DATA EXTRACT: Begin

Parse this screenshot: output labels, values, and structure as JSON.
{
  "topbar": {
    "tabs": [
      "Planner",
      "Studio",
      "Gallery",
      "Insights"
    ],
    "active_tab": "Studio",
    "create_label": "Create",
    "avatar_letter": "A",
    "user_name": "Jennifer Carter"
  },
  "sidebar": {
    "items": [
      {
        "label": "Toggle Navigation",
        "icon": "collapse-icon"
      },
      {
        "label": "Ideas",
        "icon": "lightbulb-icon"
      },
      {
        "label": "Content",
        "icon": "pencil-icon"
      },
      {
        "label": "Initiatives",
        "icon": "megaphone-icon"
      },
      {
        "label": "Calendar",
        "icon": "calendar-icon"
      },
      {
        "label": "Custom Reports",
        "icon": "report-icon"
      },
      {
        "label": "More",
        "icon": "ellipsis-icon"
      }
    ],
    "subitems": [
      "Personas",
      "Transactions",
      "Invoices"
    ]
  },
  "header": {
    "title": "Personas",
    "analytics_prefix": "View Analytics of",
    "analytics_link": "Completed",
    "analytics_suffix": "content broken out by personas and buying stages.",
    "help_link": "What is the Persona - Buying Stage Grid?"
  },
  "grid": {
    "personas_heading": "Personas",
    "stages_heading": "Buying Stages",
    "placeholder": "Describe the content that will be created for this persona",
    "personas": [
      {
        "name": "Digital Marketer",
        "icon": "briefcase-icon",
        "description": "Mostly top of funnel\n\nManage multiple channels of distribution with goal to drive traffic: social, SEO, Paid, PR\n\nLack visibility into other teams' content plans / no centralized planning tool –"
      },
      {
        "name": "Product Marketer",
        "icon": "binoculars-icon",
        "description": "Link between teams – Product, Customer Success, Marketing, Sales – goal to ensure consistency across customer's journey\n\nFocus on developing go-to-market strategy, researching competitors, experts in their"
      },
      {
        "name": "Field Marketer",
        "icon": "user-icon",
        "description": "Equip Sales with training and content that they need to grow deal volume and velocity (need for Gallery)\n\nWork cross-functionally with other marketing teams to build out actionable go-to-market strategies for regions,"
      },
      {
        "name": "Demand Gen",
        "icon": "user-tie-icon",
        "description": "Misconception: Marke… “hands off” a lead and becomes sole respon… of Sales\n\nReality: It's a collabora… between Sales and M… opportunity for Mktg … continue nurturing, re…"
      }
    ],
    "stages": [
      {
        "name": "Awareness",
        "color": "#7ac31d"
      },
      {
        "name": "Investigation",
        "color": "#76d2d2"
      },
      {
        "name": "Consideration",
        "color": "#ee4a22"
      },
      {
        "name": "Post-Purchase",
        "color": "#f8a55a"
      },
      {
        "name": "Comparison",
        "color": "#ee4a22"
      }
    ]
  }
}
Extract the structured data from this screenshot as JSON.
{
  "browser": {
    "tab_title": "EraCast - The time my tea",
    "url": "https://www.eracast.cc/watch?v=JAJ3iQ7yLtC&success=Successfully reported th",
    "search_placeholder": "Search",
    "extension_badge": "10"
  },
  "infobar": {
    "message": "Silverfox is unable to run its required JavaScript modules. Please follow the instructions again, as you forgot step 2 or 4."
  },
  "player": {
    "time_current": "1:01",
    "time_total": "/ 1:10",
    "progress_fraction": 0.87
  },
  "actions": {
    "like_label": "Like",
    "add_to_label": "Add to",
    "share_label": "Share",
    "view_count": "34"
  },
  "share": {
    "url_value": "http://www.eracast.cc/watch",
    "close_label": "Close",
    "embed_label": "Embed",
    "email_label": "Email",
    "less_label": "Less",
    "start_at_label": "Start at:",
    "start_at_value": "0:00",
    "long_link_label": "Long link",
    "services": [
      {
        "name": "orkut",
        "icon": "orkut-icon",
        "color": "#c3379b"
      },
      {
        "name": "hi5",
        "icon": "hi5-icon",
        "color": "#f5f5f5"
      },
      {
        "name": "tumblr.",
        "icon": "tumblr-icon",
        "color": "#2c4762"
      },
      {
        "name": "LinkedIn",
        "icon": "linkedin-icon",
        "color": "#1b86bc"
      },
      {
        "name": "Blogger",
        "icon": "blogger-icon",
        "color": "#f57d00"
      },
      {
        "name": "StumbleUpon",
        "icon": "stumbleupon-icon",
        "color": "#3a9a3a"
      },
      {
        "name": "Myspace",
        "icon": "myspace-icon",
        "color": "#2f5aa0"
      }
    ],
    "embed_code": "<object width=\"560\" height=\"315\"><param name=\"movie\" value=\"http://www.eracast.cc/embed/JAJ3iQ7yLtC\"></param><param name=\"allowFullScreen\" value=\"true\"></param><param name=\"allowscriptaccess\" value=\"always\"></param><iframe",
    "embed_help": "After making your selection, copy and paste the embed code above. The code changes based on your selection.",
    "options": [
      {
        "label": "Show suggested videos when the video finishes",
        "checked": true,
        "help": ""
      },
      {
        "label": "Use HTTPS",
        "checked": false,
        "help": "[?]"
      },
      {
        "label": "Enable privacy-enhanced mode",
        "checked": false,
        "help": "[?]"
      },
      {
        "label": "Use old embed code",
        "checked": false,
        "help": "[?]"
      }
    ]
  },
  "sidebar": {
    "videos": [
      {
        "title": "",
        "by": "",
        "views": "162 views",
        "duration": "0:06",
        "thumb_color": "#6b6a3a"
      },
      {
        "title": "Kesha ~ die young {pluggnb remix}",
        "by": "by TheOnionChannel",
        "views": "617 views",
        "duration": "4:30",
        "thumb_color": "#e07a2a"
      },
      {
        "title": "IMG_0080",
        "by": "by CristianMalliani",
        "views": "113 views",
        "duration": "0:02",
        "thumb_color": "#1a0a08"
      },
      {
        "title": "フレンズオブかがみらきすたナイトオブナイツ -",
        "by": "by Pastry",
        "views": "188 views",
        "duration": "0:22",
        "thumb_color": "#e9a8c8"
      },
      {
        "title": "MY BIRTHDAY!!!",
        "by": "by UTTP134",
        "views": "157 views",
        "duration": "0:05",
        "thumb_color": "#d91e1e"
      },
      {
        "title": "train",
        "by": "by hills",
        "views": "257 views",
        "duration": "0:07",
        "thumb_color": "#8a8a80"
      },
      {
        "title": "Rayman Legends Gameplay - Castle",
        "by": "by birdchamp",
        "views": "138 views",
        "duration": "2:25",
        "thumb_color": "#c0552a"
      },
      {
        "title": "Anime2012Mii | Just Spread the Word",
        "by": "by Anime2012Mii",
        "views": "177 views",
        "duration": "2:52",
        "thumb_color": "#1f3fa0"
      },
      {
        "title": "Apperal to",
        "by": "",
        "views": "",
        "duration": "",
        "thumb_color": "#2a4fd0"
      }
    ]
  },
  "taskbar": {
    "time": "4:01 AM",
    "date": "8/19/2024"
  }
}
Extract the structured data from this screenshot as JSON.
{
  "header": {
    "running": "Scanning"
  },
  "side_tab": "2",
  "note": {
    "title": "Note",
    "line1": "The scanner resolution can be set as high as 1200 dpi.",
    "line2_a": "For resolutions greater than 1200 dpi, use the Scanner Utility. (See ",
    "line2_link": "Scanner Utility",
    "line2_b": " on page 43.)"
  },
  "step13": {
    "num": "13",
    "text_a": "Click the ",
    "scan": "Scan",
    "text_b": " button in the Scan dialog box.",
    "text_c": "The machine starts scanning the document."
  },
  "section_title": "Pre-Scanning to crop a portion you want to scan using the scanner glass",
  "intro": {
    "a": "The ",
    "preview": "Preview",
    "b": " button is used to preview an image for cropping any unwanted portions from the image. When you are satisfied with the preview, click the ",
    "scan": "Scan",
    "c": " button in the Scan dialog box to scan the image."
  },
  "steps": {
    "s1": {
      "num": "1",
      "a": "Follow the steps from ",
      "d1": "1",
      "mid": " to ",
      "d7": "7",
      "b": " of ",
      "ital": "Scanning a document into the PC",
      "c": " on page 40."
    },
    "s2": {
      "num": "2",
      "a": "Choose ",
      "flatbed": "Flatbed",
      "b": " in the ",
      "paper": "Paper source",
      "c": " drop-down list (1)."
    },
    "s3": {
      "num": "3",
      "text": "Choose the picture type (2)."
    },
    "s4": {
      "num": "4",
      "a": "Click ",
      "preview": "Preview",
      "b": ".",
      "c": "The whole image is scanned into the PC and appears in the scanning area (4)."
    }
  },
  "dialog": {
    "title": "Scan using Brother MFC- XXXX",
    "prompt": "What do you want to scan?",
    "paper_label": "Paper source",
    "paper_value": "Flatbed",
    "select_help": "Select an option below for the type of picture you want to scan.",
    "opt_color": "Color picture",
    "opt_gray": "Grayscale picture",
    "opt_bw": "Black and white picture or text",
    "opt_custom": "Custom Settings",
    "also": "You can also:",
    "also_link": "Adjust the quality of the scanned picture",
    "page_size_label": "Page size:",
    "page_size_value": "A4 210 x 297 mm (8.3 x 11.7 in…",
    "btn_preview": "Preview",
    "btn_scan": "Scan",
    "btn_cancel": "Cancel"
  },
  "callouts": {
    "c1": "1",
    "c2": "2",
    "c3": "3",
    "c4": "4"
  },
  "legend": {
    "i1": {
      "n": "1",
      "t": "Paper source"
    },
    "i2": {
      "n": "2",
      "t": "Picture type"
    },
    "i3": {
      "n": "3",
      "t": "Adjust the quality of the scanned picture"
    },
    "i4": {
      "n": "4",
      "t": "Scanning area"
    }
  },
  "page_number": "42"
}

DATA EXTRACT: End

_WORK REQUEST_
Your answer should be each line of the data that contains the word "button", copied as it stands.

_ANSWER SPACE_
    "text_b": " button in the Scan dialog box.",
    "b": " button is used to preview an image for cropping any unwanted portions from the image. When you are satisfied with the preview, click the ",
    "c": " button in the Scan dialog box to scan the image."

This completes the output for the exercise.